This Article: explores patterns of legal-institutional change in the emerging, platform-driven economy. Its starting premise is that the platform is not simply a new business model, a new social technology, or a new infrastructural formation (although it is also all of those things). Rather, it is the core organizational form of the emerging informational economy. Platforms do not enter or expand markets; they replace (and rematerialize) them. The article argues that legal institutions, including both entitlements and regulatory institutions, have systematically facilitated the platform economy's emergence. It first describes the evolution of the platform as a mode of economic (re)organization and introduces the ways that platforms restructure both economic exchange and patterns of information flow more generally. It then explores some of the ways that actions and interventions by and on behalf of platform businesses are reshaping the landscape of legal entitlements and obligations. Finally, it describes challenges that platform-based intermediation of the information environment has posed for existing regulatory institutions and traces some of the emerging institutional responses.
Julie E. Cohen, Law for the Platform Economy, 51 U.C. Davis L. Rev. 133-2014 (2017)
Scholarly Commons Citation

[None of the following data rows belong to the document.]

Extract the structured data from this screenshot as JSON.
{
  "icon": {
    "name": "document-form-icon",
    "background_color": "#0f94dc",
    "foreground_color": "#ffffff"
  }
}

Cohen, Julie E., "Law for the Platform Economy" (2017). Georgetown Law Faculty Publications and Other Works. 2015.